### "eval" should be a message instead of a procedure

Note that implementation of the lambda calculus given above uses "eval" as a message and *not* as the procedure used in Lisp.

How SmallTalk-72 influenced the development of Actors is discussed in Actor Model of Computation: Scalable Robust Information Systems

### Open, extensible composition models

Reminds me of Ian Piumarta's new TR, Open, extensible composition models (slides).

Simple functional languages like LISP are useful for explor-
ing novel semantics and composition mechanisms. That use-
fulness can be limited by the assumptions built into the
evaluator about the structure of data and the meaning of
expressions. These assumptions create difficulties when a
program introduces a composition mechanism that differs
substantially from the built-in mechanism of function ap-
plication. We explore how an evaluator can be constructed
to eliminate most built-in assumptions about meaning, and
show how new composition mechanisms can be introduced
easily and seamlessly into the language it evaluates.

### Extensitibility using "eval" messages

To extend syntax and semantics, it's easier using "eval" messages than to try to use the type system.

### Maru

I cited Piumarta's Maru in my opening paragraph. It would be interesting to experiment with an actor-based evaluator that takes a Maru-like strategy. If I understand it correctly, Maru associates "evaluators" and "applicators" with the type of the object in the operator position of a combination. This relationship is captured by:

eval(x; e) = apply(evaluators[type(x)]; cons(x; nil); e)
apply(f; a; e) = apply(applicators[type(f)]; cons(f; a); e)


Evaluators are equivalent to my "#eval" messages, which are interpreted in a type-specific way by the behavior of the receiving object/actor.
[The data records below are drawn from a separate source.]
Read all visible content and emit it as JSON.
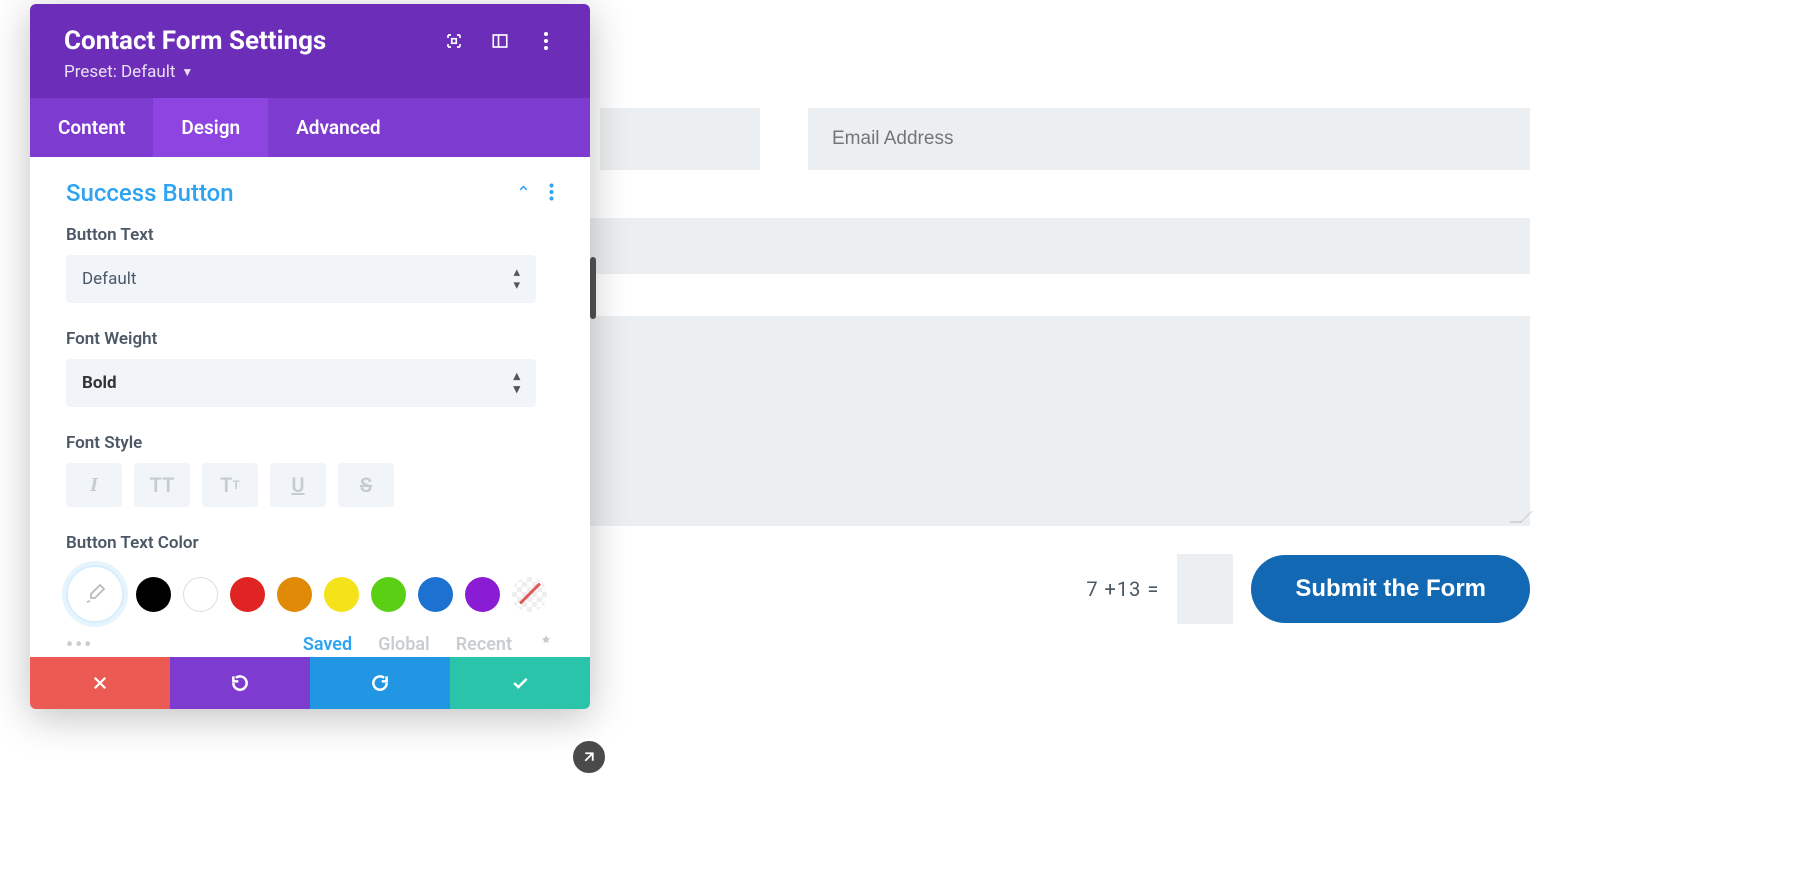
{
  "panel": {
    "title": "Contact Form Settings",
    "preset_label": "Preset: Default",
    "tabs": {
      "content": "Content",
      "design": "Design",
      "advanced": "Advanced"
    },
    "section_title": "Success Button",
    "button_text_label": "Button Text",
    "button_text_value": "Default",
    "font_weight_label": "Font Weight",
    "font_weight_value": "Bold",
    "font_style_label": "Font Style",
    "button_text_color_label": "Button Text Color",
    "color_tabs": {
      "saved": "Saved",
      "global": "Global",
      "recent": "Recent"
    },
    "swatches": [
      "#000000",
      "#ffffff",
      "#e02424",
      "#e08a08",
      "#f3e318",
      "#5ad015",
      "#1d72d1",
      "#8a1dd3"
    ]
  },
  "preview": {
    "email_placeholder": "Email Address",
    "captcha": "7 +13 =",
    "submit_label": "Submit the Form"
  }
}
Applicators are equivalent to my "#comb" messages, with type-specific behavior for interpreting combinations.

### Using "eval" messages for extensibility

Why not just use "eval" messages as follows:

Eval(x, e) ~~ x.eval(e)

f "(" a ")" ~~ eval(e) --> f.eval(e)(a.eval(e))

### Functional/Object-Oriented Operations

This seems to be a natural consequence of converting from representing operations in functional form to representing operations in object-oriented form, as I discussed here.

If I read your implementation correctly, it is essentially the same algorithm I started with in this article, where I cited your ActorScript as inspiration. That version implicitly uses eager evaluation (requiring special-forms for operatives) and strictly lexical scope (motivating a variety of mutable environment implementations).

The more recent Kernel-inspired evaluator is distinguished by building on the explict-evaluation strategy of Vau, and uses a single consistent implementation of environments with controlled mutability. The message-based evaluation, with explicit customers, also implicitly handles tail-calls appropriately, and introduces concurrency in both operand evaluation and parameter matching.

### Actors as a foundation for funtional and imperative programming

Integrating functional and imperative programming using message passing is subtle. ActorScript attempts the integration along with logic programming (based on Direct Logic) as well!

In ActorScript, types play an important role in affording binary interfaces so that program defined symbols never have to be looked up at run-time, which is slow and error prone.

### ActorScript implementation

I'm looking forward to seeing an implementation of ActorScript that I can play with. I'd love to try out some of your examples.

### ActorScript implementation in progress

We're working on it :-)